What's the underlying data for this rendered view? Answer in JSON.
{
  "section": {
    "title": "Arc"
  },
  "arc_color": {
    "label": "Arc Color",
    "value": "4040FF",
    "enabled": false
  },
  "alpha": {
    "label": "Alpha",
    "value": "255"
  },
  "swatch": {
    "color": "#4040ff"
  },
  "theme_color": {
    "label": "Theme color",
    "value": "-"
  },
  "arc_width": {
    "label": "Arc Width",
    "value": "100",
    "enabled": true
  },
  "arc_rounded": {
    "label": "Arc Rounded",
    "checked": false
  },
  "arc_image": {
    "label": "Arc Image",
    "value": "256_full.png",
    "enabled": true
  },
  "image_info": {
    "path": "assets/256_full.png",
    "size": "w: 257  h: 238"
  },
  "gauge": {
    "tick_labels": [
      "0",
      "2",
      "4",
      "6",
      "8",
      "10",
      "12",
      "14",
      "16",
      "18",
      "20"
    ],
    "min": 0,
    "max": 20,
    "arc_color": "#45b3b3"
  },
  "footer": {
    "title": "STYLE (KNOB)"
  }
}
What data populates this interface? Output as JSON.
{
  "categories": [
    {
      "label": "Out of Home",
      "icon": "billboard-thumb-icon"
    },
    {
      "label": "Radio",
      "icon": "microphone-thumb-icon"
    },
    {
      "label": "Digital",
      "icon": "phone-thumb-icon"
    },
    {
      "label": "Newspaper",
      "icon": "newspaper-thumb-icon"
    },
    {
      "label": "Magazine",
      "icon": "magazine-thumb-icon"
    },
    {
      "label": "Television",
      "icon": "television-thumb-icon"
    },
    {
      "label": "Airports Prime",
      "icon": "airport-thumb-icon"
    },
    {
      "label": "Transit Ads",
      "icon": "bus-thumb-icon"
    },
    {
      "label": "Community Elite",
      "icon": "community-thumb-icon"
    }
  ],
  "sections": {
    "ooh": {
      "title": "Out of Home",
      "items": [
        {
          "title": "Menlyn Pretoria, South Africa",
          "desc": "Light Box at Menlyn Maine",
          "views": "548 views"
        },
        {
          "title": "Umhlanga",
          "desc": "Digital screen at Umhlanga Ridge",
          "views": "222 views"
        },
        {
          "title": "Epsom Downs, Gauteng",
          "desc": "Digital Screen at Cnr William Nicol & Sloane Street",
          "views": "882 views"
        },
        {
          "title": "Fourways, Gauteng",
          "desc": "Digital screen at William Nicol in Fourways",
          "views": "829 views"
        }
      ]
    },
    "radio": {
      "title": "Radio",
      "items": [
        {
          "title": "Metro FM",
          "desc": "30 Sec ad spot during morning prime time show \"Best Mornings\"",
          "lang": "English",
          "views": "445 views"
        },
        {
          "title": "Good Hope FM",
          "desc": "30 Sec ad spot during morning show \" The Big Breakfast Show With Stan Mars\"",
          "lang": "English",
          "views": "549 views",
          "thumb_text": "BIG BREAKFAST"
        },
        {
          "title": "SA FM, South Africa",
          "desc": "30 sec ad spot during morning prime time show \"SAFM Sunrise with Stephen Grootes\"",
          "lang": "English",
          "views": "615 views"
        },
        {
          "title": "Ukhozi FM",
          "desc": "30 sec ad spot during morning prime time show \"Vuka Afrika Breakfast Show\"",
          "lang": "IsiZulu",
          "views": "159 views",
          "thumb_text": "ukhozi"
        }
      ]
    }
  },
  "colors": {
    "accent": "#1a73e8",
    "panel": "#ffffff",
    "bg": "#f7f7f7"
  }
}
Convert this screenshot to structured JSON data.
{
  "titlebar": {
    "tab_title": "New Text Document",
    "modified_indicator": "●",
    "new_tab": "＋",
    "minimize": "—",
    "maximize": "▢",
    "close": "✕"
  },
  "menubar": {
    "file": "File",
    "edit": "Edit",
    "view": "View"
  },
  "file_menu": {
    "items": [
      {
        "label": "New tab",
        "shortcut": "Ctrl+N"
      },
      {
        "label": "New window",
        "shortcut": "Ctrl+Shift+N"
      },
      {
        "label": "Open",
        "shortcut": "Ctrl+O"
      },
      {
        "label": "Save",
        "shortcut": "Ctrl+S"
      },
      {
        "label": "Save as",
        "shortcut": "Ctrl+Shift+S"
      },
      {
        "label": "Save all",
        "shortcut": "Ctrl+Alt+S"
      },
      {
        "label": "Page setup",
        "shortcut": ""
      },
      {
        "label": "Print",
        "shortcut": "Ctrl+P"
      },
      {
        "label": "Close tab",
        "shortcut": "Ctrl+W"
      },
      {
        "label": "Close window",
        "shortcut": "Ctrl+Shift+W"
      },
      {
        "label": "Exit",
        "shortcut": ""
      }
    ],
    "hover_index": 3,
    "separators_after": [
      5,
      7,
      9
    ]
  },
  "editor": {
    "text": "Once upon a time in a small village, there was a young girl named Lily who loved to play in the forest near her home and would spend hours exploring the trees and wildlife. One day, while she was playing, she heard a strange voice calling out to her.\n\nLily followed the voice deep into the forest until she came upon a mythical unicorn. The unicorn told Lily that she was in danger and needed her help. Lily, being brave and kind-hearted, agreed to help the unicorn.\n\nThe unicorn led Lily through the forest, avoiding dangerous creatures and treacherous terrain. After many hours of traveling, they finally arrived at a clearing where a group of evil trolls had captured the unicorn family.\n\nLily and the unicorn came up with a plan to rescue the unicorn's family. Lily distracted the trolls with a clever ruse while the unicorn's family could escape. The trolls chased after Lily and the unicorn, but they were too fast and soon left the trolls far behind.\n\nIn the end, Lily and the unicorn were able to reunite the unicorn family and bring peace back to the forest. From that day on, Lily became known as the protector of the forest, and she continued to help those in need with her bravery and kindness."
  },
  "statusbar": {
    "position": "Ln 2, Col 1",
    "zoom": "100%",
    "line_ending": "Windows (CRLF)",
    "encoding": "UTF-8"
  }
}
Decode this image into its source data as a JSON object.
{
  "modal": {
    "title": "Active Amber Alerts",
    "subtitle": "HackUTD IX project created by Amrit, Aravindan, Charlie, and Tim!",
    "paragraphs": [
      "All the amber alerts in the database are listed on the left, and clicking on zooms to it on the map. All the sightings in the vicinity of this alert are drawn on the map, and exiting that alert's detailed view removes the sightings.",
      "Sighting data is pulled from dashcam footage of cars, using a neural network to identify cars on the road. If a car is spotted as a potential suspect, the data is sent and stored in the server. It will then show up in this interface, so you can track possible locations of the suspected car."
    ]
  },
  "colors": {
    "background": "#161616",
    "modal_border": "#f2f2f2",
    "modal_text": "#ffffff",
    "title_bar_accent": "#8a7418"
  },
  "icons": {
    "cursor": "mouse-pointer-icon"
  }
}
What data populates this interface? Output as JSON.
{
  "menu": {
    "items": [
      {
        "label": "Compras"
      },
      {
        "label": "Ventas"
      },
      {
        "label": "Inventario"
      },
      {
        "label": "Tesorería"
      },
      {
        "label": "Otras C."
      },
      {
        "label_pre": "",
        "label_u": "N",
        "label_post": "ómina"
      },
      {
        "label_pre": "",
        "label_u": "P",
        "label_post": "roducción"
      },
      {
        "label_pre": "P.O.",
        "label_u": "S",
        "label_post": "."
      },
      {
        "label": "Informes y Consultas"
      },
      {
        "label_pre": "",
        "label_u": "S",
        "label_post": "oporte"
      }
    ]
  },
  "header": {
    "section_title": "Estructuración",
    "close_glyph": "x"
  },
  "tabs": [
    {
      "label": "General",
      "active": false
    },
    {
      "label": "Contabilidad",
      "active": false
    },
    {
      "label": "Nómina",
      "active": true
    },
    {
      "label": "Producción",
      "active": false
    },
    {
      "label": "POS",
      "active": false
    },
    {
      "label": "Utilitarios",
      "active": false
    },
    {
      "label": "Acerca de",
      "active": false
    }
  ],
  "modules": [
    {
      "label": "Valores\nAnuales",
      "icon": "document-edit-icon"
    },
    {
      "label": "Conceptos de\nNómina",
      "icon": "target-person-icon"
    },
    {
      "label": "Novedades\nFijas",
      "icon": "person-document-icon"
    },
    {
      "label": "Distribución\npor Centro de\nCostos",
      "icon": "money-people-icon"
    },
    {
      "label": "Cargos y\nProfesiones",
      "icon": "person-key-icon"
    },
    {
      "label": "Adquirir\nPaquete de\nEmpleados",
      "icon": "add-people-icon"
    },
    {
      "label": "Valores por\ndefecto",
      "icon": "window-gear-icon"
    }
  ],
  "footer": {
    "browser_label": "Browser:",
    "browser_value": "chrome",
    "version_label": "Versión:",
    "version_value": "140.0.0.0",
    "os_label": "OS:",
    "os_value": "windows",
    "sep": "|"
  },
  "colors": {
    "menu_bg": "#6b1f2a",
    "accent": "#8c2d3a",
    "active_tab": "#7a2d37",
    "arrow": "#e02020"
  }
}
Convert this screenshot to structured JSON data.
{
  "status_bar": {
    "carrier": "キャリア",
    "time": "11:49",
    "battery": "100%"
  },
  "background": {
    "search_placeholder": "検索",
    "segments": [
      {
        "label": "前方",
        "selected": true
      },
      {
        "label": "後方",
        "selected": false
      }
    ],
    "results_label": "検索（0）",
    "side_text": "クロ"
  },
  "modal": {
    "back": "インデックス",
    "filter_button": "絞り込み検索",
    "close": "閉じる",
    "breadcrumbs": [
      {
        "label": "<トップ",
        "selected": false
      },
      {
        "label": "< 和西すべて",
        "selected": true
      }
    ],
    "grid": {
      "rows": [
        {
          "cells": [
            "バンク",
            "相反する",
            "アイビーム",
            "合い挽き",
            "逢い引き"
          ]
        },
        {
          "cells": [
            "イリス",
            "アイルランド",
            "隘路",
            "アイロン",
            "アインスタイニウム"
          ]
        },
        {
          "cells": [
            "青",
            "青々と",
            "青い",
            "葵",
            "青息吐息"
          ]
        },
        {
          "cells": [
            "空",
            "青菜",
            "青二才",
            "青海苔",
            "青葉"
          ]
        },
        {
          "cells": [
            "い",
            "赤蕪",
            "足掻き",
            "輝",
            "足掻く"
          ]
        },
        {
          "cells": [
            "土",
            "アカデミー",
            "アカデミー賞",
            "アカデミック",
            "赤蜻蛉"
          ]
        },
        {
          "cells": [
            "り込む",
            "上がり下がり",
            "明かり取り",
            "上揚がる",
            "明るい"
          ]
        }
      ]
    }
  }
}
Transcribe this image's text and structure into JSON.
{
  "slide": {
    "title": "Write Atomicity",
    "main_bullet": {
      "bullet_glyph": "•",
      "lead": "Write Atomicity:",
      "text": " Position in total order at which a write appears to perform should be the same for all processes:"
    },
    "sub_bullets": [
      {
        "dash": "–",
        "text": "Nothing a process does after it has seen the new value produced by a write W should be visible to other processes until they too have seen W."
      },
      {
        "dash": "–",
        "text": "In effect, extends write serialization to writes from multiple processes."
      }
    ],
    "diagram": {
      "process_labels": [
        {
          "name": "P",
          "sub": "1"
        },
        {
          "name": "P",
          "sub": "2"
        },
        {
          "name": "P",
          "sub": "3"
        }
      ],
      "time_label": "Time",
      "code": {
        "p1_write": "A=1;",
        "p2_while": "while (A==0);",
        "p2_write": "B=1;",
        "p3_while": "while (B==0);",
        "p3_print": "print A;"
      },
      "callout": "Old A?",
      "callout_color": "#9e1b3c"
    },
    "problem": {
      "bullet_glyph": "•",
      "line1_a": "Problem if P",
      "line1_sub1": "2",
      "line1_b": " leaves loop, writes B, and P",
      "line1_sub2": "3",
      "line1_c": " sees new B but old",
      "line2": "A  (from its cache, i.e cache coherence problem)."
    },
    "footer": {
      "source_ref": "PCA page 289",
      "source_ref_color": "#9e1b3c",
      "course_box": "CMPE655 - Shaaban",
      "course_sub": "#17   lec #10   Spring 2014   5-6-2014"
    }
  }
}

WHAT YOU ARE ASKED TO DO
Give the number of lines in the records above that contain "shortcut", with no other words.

RESULT BELOW
11